[TASK DESCRIPTION]
For this exercise, retype each line of the material below verbatim and omit any picture.

[SUPPLIED INFORMATION]

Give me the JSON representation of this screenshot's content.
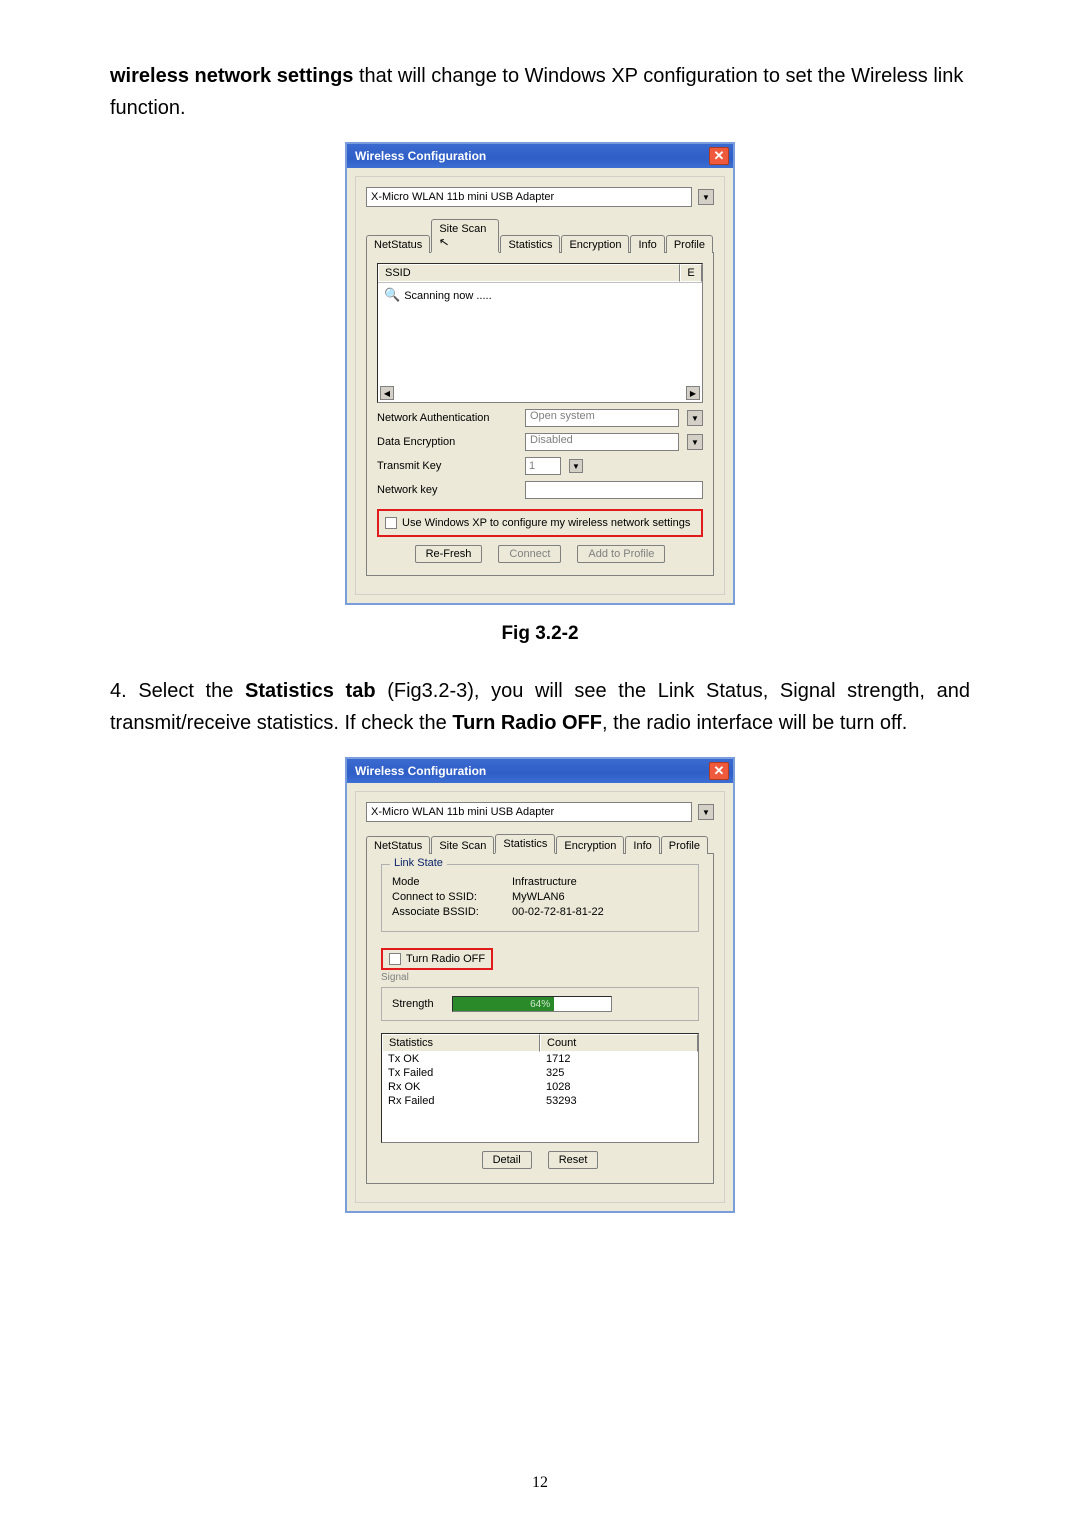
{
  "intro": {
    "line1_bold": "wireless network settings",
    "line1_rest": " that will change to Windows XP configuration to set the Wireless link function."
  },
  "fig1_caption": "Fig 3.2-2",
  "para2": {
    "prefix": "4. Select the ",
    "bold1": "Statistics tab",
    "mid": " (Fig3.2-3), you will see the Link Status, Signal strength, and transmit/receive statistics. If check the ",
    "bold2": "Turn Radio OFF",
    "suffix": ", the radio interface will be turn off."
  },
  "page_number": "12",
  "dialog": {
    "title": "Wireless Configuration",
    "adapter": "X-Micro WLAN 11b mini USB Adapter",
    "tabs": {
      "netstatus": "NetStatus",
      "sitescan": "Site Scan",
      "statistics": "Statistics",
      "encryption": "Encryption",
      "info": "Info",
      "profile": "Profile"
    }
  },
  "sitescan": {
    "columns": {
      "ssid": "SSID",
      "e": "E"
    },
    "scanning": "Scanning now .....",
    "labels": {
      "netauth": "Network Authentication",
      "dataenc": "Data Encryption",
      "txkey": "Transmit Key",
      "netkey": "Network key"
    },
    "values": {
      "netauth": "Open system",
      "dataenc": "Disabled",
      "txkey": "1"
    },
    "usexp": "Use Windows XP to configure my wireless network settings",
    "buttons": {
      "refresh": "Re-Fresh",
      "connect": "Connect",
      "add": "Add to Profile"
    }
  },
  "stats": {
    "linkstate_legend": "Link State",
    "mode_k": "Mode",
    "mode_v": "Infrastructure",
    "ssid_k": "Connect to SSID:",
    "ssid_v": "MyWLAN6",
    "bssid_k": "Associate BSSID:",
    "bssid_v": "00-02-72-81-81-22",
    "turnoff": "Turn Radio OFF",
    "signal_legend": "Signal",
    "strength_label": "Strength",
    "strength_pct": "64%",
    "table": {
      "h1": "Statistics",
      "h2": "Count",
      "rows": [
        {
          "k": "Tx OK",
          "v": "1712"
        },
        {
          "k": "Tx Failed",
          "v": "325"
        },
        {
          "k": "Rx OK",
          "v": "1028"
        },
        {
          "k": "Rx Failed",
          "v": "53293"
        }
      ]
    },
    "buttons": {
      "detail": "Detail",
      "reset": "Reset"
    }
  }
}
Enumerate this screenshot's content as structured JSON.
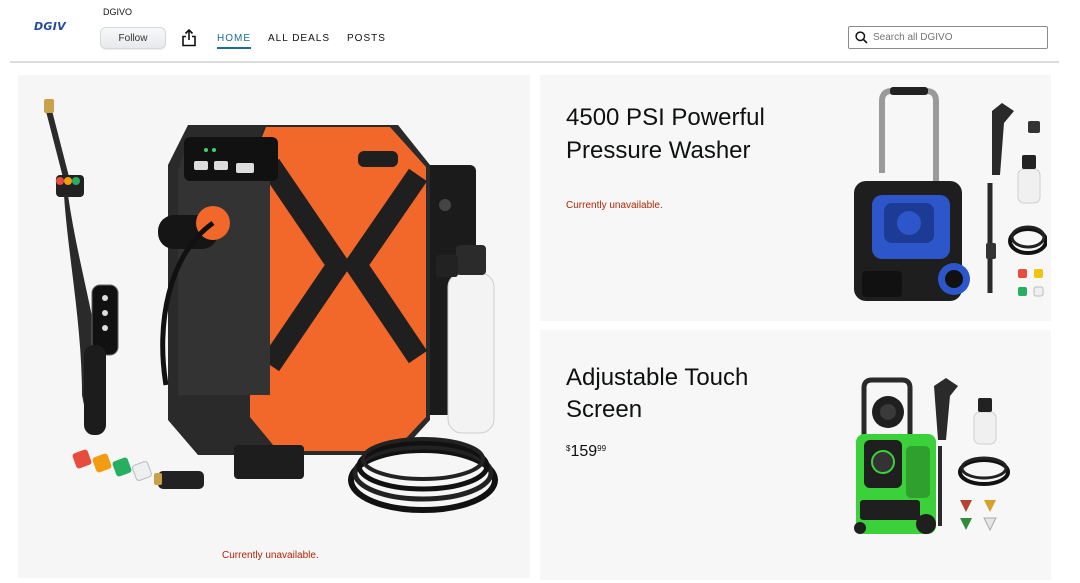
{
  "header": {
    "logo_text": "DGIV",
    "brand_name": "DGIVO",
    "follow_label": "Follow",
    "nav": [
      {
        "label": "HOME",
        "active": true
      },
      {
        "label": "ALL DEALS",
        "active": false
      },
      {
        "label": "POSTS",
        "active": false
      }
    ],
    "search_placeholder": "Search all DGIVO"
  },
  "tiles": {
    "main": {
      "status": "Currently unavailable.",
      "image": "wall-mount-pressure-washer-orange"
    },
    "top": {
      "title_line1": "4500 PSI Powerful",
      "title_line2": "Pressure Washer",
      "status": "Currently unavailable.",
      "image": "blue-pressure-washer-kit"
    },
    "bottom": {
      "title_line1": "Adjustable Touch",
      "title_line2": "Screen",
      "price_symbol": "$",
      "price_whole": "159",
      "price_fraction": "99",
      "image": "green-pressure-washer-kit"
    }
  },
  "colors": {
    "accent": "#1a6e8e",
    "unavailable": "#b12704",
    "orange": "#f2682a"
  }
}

[RESULT FOR THIS TASK]
Give me the JSON representation of this screenshot's content.
{
  "intro": {
    "line1_bold": "wireless network settings",
    "line1_rest": " that will change to Windows XP configuration to set the Wireless link function."
  },
  "fig1_caption": "Fig 3.2-2",
  "para2": {
    "prefix": "4. Select the ",
    "bold1": "Statistics tab",
    "mid": " (Fig3.2-3), you will see the Link Status, Signal strength, and transmit/receive statistics. If check the ",
    "bold2": "Turn Radio OFF",
    "suffix": ", the radio interface will be turn off."
  },
  "page_number": "12",
  "dialog": {
    "title": "Wireless Configuration",
    "adapter": "X-Micro WLAN 11b mini USB Adapter",
    "tabs": {
      "netstatus": "NetStatus",
      "sitescan": "Site Scan",
      "statistics": "Statistics",
      "encryption": "Encryption",
      "info": "Info",
      "profile": "Profile"
    }
  },
  "sitescan": {
    "columns": {
      "ssid": "SSID",
      "e": "E"
    },
    "scanning": "Scanning now .....",
    "labels": {
      "netauth": "Network Authentication",
      "dataenc": "Data Encryption",
      "txkey": "Transmit Key",
      "netkey": "Network key"
    },
    "values": {
      "netauth": "Open system",
      "dataenc": "Disabled",
      "txkey": "1"
    },
    "usexp": "Use Windows XP to configure my wireless network settings",
    "buttons": {
      "refresh": "Re-Fresh",
      "connect": "Connect",
      "add": "Add to Profile"
    }
  },
  "stats": {
    "linkstate_legend": "Link State",
    "mode_k": "Mode",
    "mode_v": "Infrastructure",
    "ssid_k": "Connect to SSID:",
    "ssid_v": "MyWLAN6",
    "bssid_k": "Associate BSSID:",
    "bssid_v": "00-02-72-81-81-22",
    "turnoff": "Turn Radio OFF",
    "signal_legend": "Signal",
    "strength_label": "Strength",
    "strength_pct": "64%",
    "table": {
      "h1": "Statistics",
      "h2": "Count",
      "rows": [
        {
          "k": "Tx OK",
          "v": "1712"
        },
        {
          "k": "Tx Failed",
          "v": "325"
        },
        {
          "k": "Rx OK",
          "v": "1028"
        },
        {
          "k": "Rx Failed",
          "v": "53293"
        }
      ]
    },
    "buttons": {
      "detail": "Detail",
      "reset": "Reset"
    }
  }
}
Enumerate this screenshot's content as structured JSON.
{
  "header": {
    "logo_text": "DGIV",
    "brand_name": "DGIVO",
    "follow_label": "Follow",
    "nav": [
      {
        "label": "HOME",
        "active": true
      },
      {
        "label": "ALL DEALS",
        "active": false
      },
      {
        "label": "POSTS",
        "active": false
      }
    ],
    "search_placeholder": "Search all DGIVO"
  },
  "tiles": {
    "main": {
      "status": "Currently unavailable.",
      "image": "wall-mount-pressure-washer-orange"
    },
    "top": {
      "title_line1": "4500 PSI Powerful",
      "title_line2": "Pressure Washer",
      "status": "Currently unavailable.",
      "image": "blue-pressure-washer-kit"
    },
    "bottom": {
      "title_line1": "Adjustable Touch",
      "title_line2": "Screen",
      "price_symbol": "$",
      "price_whole": "159",
      "price_fraction": "99",
      "image": "green-pressure-washer-kit"
    }
  },
  "colors": {
    "accent": "#1a6e8e",
    "unavailable": "#b12704",
    "orange": "#f2682a"
  }
}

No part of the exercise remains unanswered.